You're unlikely to read the Internet for more than a few minutes without running into some crack at "participation trophies." It's become an extremely viral catch-all for why people suck today (so much so, in fact, that which generation they're even talking about tends to be murky).
Blaming participation trophies always seemed so random to me. But the more I think about it, the more it makes sense. And it's what makes sense about it that should make it stop.
I have three participation trophies, three participation plaques and an uncountable ream of certificates acknowledging that I did things. What I don't have are any accomplishment trophies, and the amount of genuine awards I've won for any reason are slim to none. I don't think the participation baubles spoiled me, nor did they lead to my being too lazy and/or complacent to win anything real.
The mistake is to assume that, when I received the participation trophy, I thought of it as the championship cup. Even when I was six and seven years old, getting trophies for showing up for T-ball, I didn't think any differently of those than I did about my jersey and the team picture. It was just another cool, colorful piece of evidence that I'd been part of that team.
In eighth grade, I received a participation trophy for running track. It was the only one they'd issued in my three years on the team, but I wasn't bitter that the 7th-graders were getting them too. I was just happy to have a token of all the work I put in. The same was true of the plaques I got from high school football and college track. They were never the reason I pursued anything, but they were pretty cool to hang on the wall. I could always say I was part of this and that team. I didn't mistake them for competitive awards, and would have been embarrassed to come off as doing so. (The one genuine championship I have to my name — a 2004 Sun Belt Conference title ring for cross country — I still got just for helping out the team behind the scenes.) More than anything else, these were testaments to my ability to see something all the way through the end.
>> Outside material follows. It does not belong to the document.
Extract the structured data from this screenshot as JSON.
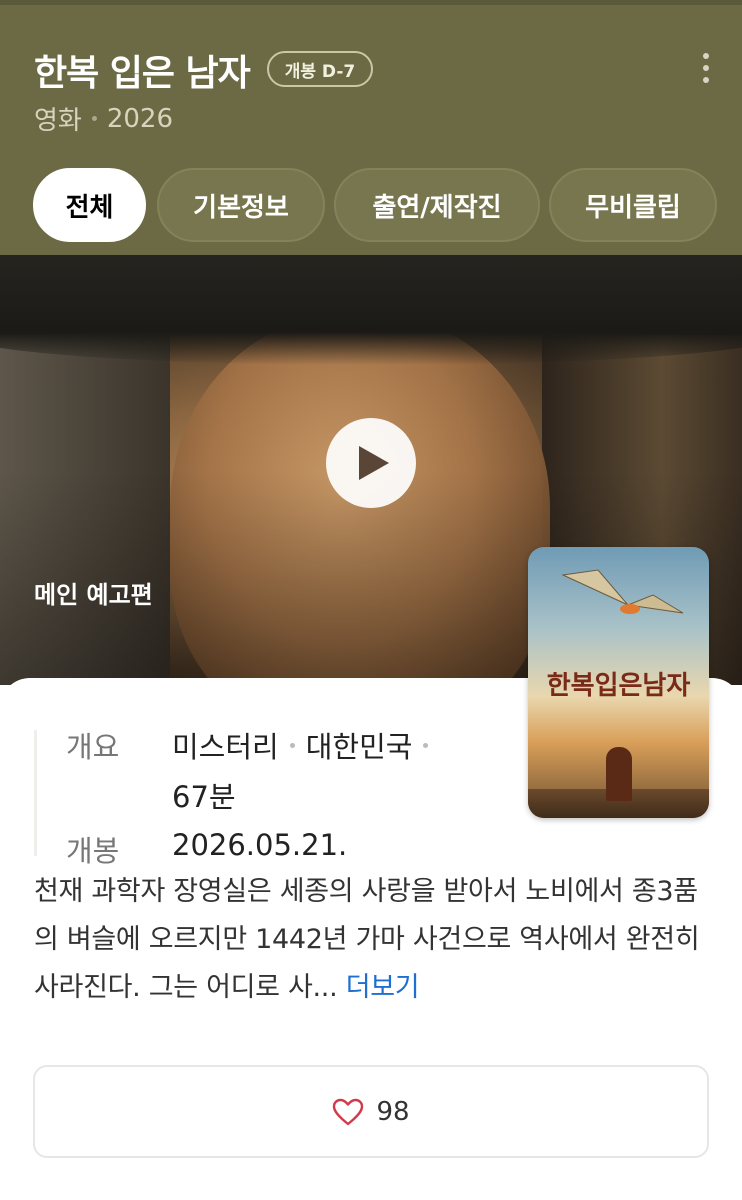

In a sense, my college degrees are also participation trophies. I can't think of anything I won in college, and didn't graduate with high honors. But I showed up every day and worked my way through it. Does the fact that thousands of other people received the same degree the same day as me diminish my accomplishment? I don't think it does, any more than making the winning play in a title game or graduating magna cum laude would make me tangibly better than anyone else.
The truth is, most things in life don't lend themselves to awards and trophies. In fact, most of the most important stuff doesn't. And even among those things that do, well ... let's just say I don't think any less of myself for not winning any writing awards, nor do I automatically elevate another writer just because they have.
It's what a recognition means to you (and what you derive from it) that matters. In that respect, having real trophies can be every bit as entitling. Many people who grow up high on merit trophies and awards fall hardest when they realize that not every accomplishment in life merits one. They struggle when that motivation is gone. Some them miss that competition (and winning it) and thus try to make a sport of everything in life. That's one reason we have such miserable public policy regarding taxes, schools, health care and a host of other issues that pit citizens against one another. The goal isn't to participate in society, but to win it. How is that any less entitled than the alleged participation-trophy attitude? The influence of the competitive-trophy attitude is more apparent in society, for sure.
Ultimately, trophies don't matter one way or another. At best, they are satisfying reminders of a job well done. At worst, they spoil people into inflating their self-worth and dismissing the value of those around them. That's a function of the person, not the place. Instead of dwelling on trophies, perhaps we should mold healthy minds to begin with.